### Work required
The records must be duplicated exactly, with every picture left out.

[Opening Supplied data section]

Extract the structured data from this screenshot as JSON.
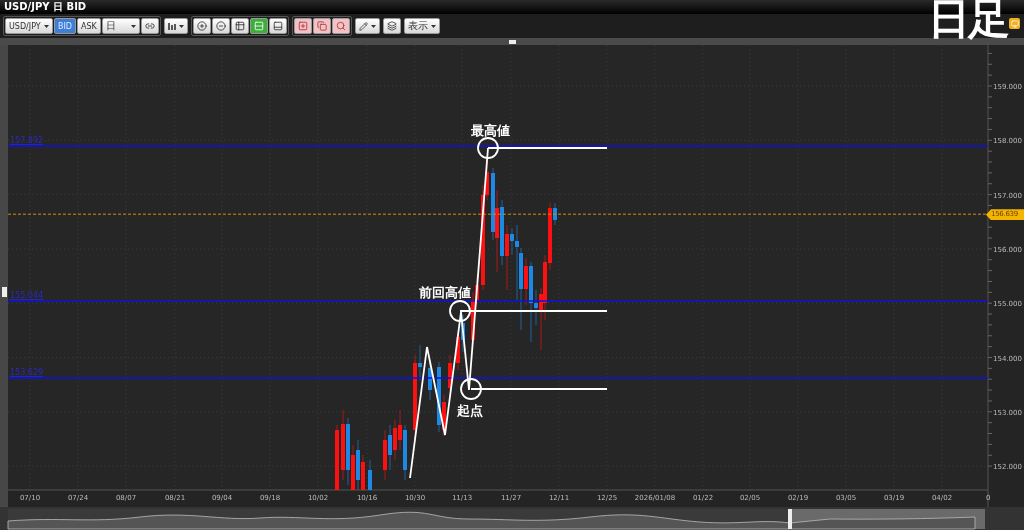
{
  "window": {
    "title": "USD/JPY 日 BID"
  },
  "caption": "日足",
  "toolbar": {
    "symbol": "USD/JPY",
    "price_sides": [
      {
        "label": "BID",
        "selected": true
      },
      {
        "label": "ASK",
        "selected": false
      }
    ],
    "period": "日",
    "layout_buttons": [
      {
        "selected": false
      },
      {
        "selected": true
      },
      {
        "selected": false
      }
    ],
    "display_button": "表示"
  },
  "chart": {
    "yticks": [
      "159.000",
      "158.000",
      "157.000",
      "156.000",
      "155.000",
      "154.000",
      "153.000",
      "152.000"
    ],
    "xticks": [
      "07/10",
      "07/24",
      "08/07",
      "08/21",
      "09/04",
      "09/18",
      "10/02",
      "10/16",
      "10/30",
      "11/13",
      "11/27",
      "12/11",
      "12/25",
      "2026/01/08",
      "01/22",
      "02/05",
      "02/19",
      "03/05",
      "03/19",
      "04/02",
      "0"
    ],
    "levels": [
      {
        "label": "157.892"
      },
      {
        "label": "155.044"
      },
      {
        "label": "153.629"
      }
    ],
    "current_price": "156.639",
    "annotations": [
      {
        "label": "最高値"
      },
      {
        "label": "前回高値"
      },
      {
        "label": "起点"
      }
    ]
  }
}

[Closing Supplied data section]

### Output for this task
Extract the structured data from this screenshot as JSON.
{
  "window": {
    "title": "USD/JPY 日 BID"
  },
  "caption": "日足",
  "toolbar": {
    "symbol": "USD/JPY",
    "price_sides": [
      {
        "label": "BID",
        "selected": true
      },
      {
        "label": "ASK",
        "selected": false
      }
    ],
    "period": "日",
    "layout_buttons": [
      {
        "selected": false
      },
      {
        "selected": true
      },
      {
        "selected": false
      }
    ],
    "display_button": "表示"
  },
  "chart": {
    "yticks": [
      "159.000",
      "158.000",
      "157.000",
      "156.000",
      "155.000",
      "154.000",
      "153.000",
      "152.000"
    ],
    "xticks": [
      "07/10",
      "07/24",
      "08/07",
      "08/21",
      "09/04",
      "09/18",
      "10/02",
      "10/16",
      "10/30",
      "11/13",
      "11/27",
      "12/11",
      "12/25",
      "2026/01/08",
      "01/22",
      "02/05",
      "02/19",
      "03/05",
      "03/19",
      "04/02",
      "0"
    ],
    "levels": [
      {
        "label": "157.892"
      },
      {
        "label": "155.044"
      },
      {
        "label": "153.629"
      }
    ],
    "current_price": "156.639",
    "annotations": [
      {
        "label": "最高値"
      },
      {
        "label": "前回高値"
      },
      {
        "label": "起点"
      }
    ]
  }
}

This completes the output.